Aim of the task ▸
Quote each record exactly, please, leaving none out.

[Excerpts from an interface dataset]
########

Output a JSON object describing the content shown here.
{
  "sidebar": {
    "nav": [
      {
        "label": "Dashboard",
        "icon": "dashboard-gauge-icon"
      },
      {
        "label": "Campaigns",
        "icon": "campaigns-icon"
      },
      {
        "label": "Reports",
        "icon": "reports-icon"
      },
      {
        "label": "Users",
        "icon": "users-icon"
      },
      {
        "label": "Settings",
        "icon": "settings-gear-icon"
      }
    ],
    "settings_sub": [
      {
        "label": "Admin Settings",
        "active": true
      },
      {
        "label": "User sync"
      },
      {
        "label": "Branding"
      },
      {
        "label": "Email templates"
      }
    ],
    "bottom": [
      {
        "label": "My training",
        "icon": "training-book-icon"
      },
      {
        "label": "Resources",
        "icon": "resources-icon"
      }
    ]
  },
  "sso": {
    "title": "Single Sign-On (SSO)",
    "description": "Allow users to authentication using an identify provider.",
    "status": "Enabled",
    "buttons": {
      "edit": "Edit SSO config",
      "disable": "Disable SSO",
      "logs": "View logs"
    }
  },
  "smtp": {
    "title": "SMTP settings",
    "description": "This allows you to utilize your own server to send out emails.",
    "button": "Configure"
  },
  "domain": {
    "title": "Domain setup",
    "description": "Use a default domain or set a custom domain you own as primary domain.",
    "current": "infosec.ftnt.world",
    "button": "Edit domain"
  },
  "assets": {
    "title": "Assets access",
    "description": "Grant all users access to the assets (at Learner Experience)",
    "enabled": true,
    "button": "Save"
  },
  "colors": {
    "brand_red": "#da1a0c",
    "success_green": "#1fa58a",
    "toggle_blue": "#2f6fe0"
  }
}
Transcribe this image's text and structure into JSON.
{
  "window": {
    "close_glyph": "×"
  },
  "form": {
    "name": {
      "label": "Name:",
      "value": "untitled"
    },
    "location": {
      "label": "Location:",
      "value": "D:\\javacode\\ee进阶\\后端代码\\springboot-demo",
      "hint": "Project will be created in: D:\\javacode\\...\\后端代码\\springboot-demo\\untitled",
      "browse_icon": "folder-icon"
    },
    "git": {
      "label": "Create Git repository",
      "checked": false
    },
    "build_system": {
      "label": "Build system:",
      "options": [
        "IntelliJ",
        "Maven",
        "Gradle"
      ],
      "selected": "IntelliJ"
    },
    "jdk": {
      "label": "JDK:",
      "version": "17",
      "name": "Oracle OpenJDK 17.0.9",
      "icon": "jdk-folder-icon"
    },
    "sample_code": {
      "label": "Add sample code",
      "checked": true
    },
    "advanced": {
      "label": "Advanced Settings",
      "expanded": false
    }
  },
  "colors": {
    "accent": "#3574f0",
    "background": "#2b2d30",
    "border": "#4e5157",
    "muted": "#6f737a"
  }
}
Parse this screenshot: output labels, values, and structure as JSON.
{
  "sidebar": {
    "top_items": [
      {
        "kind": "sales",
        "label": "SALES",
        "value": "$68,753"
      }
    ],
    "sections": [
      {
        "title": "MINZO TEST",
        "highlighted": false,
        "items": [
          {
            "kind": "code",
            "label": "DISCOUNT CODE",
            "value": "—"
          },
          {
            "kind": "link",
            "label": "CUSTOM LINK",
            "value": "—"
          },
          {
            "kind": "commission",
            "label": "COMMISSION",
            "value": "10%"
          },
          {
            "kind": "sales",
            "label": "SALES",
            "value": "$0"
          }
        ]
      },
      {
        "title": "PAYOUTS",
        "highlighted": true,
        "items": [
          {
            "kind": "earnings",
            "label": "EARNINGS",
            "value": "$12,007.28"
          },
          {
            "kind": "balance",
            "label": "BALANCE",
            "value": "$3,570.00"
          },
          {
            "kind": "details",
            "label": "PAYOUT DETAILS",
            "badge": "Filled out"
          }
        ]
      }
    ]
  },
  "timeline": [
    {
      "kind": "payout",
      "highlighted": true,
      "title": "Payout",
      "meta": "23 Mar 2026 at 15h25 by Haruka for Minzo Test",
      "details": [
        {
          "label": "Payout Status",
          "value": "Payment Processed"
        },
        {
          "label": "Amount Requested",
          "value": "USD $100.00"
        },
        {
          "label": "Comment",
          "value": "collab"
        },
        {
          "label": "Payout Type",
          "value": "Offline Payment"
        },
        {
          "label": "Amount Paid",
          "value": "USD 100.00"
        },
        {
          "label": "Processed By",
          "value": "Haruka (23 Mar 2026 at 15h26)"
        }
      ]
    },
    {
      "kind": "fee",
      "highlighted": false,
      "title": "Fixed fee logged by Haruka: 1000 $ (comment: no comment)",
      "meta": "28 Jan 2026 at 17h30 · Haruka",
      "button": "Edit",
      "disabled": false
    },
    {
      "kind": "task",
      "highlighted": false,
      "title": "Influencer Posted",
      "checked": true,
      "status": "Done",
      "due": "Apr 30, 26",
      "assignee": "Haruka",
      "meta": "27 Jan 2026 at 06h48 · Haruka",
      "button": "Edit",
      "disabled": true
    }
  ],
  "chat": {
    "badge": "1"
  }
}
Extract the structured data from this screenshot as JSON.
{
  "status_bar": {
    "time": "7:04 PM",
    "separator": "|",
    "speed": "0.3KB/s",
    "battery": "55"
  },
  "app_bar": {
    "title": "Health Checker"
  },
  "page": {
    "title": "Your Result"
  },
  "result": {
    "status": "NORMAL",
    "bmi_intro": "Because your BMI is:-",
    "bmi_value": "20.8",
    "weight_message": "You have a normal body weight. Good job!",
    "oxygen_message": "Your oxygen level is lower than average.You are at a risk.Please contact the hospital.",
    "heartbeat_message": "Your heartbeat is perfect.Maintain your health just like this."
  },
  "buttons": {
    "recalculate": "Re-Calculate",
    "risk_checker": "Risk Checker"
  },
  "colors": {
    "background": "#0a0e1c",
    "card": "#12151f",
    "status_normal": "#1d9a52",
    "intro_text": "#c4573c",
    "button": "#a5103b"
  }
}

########

Response ▸
Output a JSON object describing the content shown here.
{
  "sidebar": {
    "nav": [
      {
        "label": "Dashboard",
        "icon": "dashboard-gauge-icon"
      },
      {
        "label": "Campaigns",
        "icon": "campaigns-icon"
      },
      {
        "label": "Reports",
        "icon": "reports-icon"
      },
      {
        "label": "Users",
        "icon": "users-icon"
      },
      {
        "label": "Settings",
        "icon": "settings-gear-icon"
      }
    ],
    "settings_sub": [
      {
        "label": "Admin Settings",
        "active": true
      },
      {
        "label": "User sync"
      },
      {
        "label": "Branding"
      },
      {
        "label": "Email templates"
      }
    ],
    "bottom": [
      {
        "label": "My training",
        "icon": "training-book-icon"
      },
      {
        "label": "Resources",
        "icon": "resources-icon"
      }
    ]
  },
  "sso": {
    "title": "Single Sign-On (SSO)",
    "description": "Allow users to authentication using an identify provider.",
    "status": "Enabled",
    "buttons": {
      "edit": "Edit SSO config",
      "disable": "Disable SSO",
      "logs": "View logs"
    }
  },
  "smtp": {
    "title": "SMTP settings",
    "description": "This allows you to utilize your own server to send out emails.",
    "button": "Configure"
  },
  "domain": {
    "title": "Domain setup",
    "description": "Use a default domain or set a custom domain you own as primary domain.",
    "current": "infosec.ftnt.world",
    "button": "Edit domain"
  },
  "assets": {
    "title": "Assets access",
    "description": "Grant all users access to the assets (at Learner Experience)",
    "enabled": true,
    "button": "Save"
  },
  "colors": {
    "brand_red": "#da1a0c",
    "success_green": "#1fa58a",
    "toggle_blue": "#2f6fe0"
  }
}
Transcribe this image's text and structure into JSON.
{
  "window": {
    "close_glyph": "×"
  },
  "form": {
    "name": {
      "label": "Name:",
      "value": "untitled"
    },
    "location": {
      "label": "Location:",
      "value": "D:\\javacode\\ee进阶\\后端代码\\springboot-demo",
      "hint": "Project will be created in: D:\\javacode\\...\\后端代码\\springboot-demo\\untitled",
      "browse_icon": "folder-icon"
    },
    "git": {
      "label": "Create Git repository",
      "checked": false
    },
    "build_system": {
      "label": "Build system:",
      "options": [
        "IntelliJ",
        "Maven",
        "Gradle"
      ],
      "selected": "IntelliJ"
    },
    "jdk": {
      "label": "JDK:",
      "version": "17",
      "name": "Oracle OpenJDK 17.0.9",
      "icon": "jdk-folder-icon"
    },
    "sample_code": {
      "label": "Add sample code",
      "checked": true
    },
    "advanced": {
      "label": "Advanced Settings",
      "expanded": false
    }
  },
  "colors": {
    "accent": "#3574f0",
    "background": "#2b2d30",
    "border": "#4e5157",
    "muted": "#6f737a"
  }
}
Parse this screenshot: output labels, values, and structure as JSON.
{
  "sidebar": {
    "top_items": [
      {
        "kind": "sales",
        "label": "SALES",
        "value": "$68,753"
      }
    ],
    "sections": [
      {
        "title": "MINZO TEST",
        "highlighted": false,
        "items": [
          {
            "kind": "code",
            "label": "DISCOUNT CODE",
            "value": "—"
          },
          {
            "kind": "link",
            "label": "CUSTOM LINK",
            "value": "—"
          },
          {
            "kind": "commission",
            "label": "COMMISSION",
            "value": "10%"
          },
          {
            "kind": "sales",
            "label": "SALES",
            "value": "$0"
          }
        ]
      },
      {
        "title": "PAYOUTS",
        "highlighted": true,
        "items": [
          {
            "kind": "earnings",
            "label": "EARNINGS",
            "value": "$12,007.28"
          },
          {
            "kind": "balance",
            "label": "BALANCE",
            "value": "$3,570.00"
          },
          {
            "kind": "details",
            "label": "PAYOUT DETAILS",
            "badge": "Filled out"
          }
        ]
      }
    ]
  },
  "timeline": [
    {
      "kind": "payout",
      "highlighted": true,
      "title": "Payout",
      "meta": "23 Mar 2026 at 15h25 by Haruka for Minzo Test",
      "details": [
        {
          "label": "Payout Status",
          "value": "Payment Processed"
        },
        {
          "label": "Amount Requested",
          "value": "USD $100.00"
        },
        {
          "label": "Comment",
          "value": "collab"
        },
        {
          "label": "Payout Type",
          "value": "Offline Payment"
        },
        {
          "label": "Amount Paid",
          "value": "USD 100.00"
        },
        {
          "label": "Processed By",
          "value": "Haruka (23 Mar 2026 at 15h26)"
        }
      ]
    },
    {
      "kind": "fee",
      "highlighted": false,
      "title": "Fixed fee logged by Haruka: 1000 $ (comment: no comment)",
      "meta": "28 Jan 2026 at 17h30 · Haruka",
      "button": "Edit",
      "disabled": false
    },
    {
      "kind": "task",
      "highlighted": false,
      "title": "Influencer Posted",
      "checked": true,
      "status": "Done",
      "due": "Apr 30, 26",
      "assignee": "Haruka",
      "meta": "27 Jan 2026 at 06h48 · Haruka",
      "button": "Edit",
      "disabled": true
    }
  ],
  "chat": {
    "badge": "1"
  }
}
Extract the structured data from this screenshot as JSON.
{
  "status_bar": {
    "time": "7:04 PM",
    "separator": "|",
    "speed": "0.3KB/s",
    "battery": "55"
  },
  "app_bar": {
    "title": "Health Checker"
  },
  "page": {
    "title": "Your Result"
  },
  "result": {
    "status": "NORMAL",
    "bmi_intro": "Because your BMI is:-",
    "bmi_value": "20.8",
    "weight_message": "You have a normal body weight. Good job!",
    "oxygen_message": "Your oxygen level is lower than average.You are at a risk.Please contact the hospital.",
    "heartbeat_message": "Your heartbeat is perfect.Maintain your health just like this."
  },
  "buttons": {
    "recalculate": "Re-Calculate",
    "risk_checker": "Risk Checker"
  },
  "colors": {
    "background": "#0a0e1c",
    "card": "#12151f",
    "status_normal": "#1d9a52",
    "intro_text": "#c4573c",
    "button": "#a5103b"
  }
}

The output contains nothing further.